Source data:

───

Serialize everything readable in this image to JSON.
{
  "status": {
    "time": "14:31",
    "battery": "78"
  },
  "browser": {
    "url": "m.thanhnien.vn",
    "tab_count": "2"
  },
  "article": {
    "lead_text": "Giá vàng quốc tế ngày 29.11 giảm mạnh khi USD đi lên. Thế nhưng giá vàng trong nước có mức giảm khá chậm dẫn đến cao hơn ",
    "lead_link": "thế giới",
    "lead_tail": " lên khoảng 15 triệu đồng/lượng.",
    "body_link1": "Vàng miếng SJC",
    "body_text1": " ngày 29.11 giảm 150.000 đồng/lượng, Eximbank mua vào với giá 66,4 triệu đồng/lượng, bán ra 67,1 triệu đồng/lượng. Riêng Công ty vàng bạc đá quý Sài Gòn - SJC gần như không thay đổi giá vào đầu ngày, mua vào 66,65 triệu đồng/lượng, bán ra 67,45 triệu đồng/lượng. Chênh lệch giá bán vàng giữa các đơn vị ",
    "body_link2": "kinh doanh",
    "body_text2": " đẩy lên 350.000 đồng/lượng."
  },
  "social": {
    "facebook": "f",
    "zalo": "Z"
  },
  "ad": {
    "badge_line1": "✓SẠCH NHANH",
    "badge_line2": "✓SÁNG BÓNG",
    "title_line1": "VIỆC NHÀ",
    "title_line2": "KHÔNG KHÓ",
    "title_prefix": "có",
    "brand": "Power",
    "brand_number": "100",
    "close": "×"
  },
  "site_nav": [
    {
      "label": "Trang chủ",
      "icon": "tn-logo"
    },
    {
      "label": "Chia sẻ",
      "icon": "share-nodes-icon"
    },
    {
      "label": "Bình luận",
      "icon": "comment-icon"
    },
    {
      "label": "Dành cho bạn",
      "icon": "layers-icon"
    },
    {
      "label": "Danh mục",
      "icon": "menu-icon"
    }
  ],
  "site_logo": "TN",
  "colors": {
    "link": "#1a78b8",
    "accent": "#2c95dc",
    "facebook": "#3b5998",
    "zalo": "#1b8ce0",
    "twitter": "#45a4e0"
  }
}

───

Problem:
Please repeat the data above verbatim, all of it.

Solution:
Serialize everything readable in this image to JSON.
{
  "status": {
    "time": "14:31",
    "battery": "78"
  },
  "browser": {
    "url": "m.thanhnien.vn",
    "tab_count": "2"
  },
  "article": {
    "lead_text": "Giá vàng quốc tế ngày 29.11 giảm mạnh khi USD đi lên. Thế nhưng giá vàng trong nước có mức giảm khá chậm dẫn đến cao hơn ",
    "lead_link": "thế giới",
    "lead_tail": " lên khoảng 15 triệu đồng/lượng.",
    "body_link1": "Vàng miếng SJC",
    "body_text1": " ngày 29.11 giảm 150.000 đồng/lượng, Eximbank mua vào với giá 66,4 triệu đồng/lượng, bán ra 67,1 triệu đồng/lượng. Riêng Công ty vàng bạc đá quý Sài Gòn - SJC gần như không thay đổi giá vào đầu ngày, mua vào 66,65 triệu đồng/lượng, bán ra 67,45 triệu đồng/lượng. Chênh lệch giá bán vàng giữa các đơn vị ",
    "body_link2": "kinh doanh",
    "body_text2": " đẩy lên 350.000 đồng/lượng."
  },
  "social": {
    "facebook": "f",
    "zalo": "Z"
  },
  "ad": {
    "badge_line1": "✓SẠCH NHANH",
    "badge_line2": "✓SÁNG BÓNG",
    "title_line1": "VIỆC NHÀ",
    "title_line2": "KHÔNG KHÓ",
    "title_prefix": "có",
    "brand": "Power",
    "brand_number": "100",
    "close": "×"
  },
  "site_nav": [
    {
      "label": "Trang chủ",
      "icon": "tn-logo"
    },
    {
      "label": "Chia sẻ",
      "icon": "share-nodes-icon"
    },
    {
      "label": "Bình luận",
      "icon": "comment-icon"
    },
    {
      "label": "Dành cho bạn",
      "icon": "layers-icon"
    },
    {
      "label": "Danh mục",
      "icon": "menu-icon"
    }
  ],
  "site_logo": "TN",
  "colors": {
    "link": "#1a78b8",
    "accent": "#2c95dc",
    "facebook": "#3b5998",
    "zalo": "#1b8ce0",
    "twitter": "#45a4e0"
  }
}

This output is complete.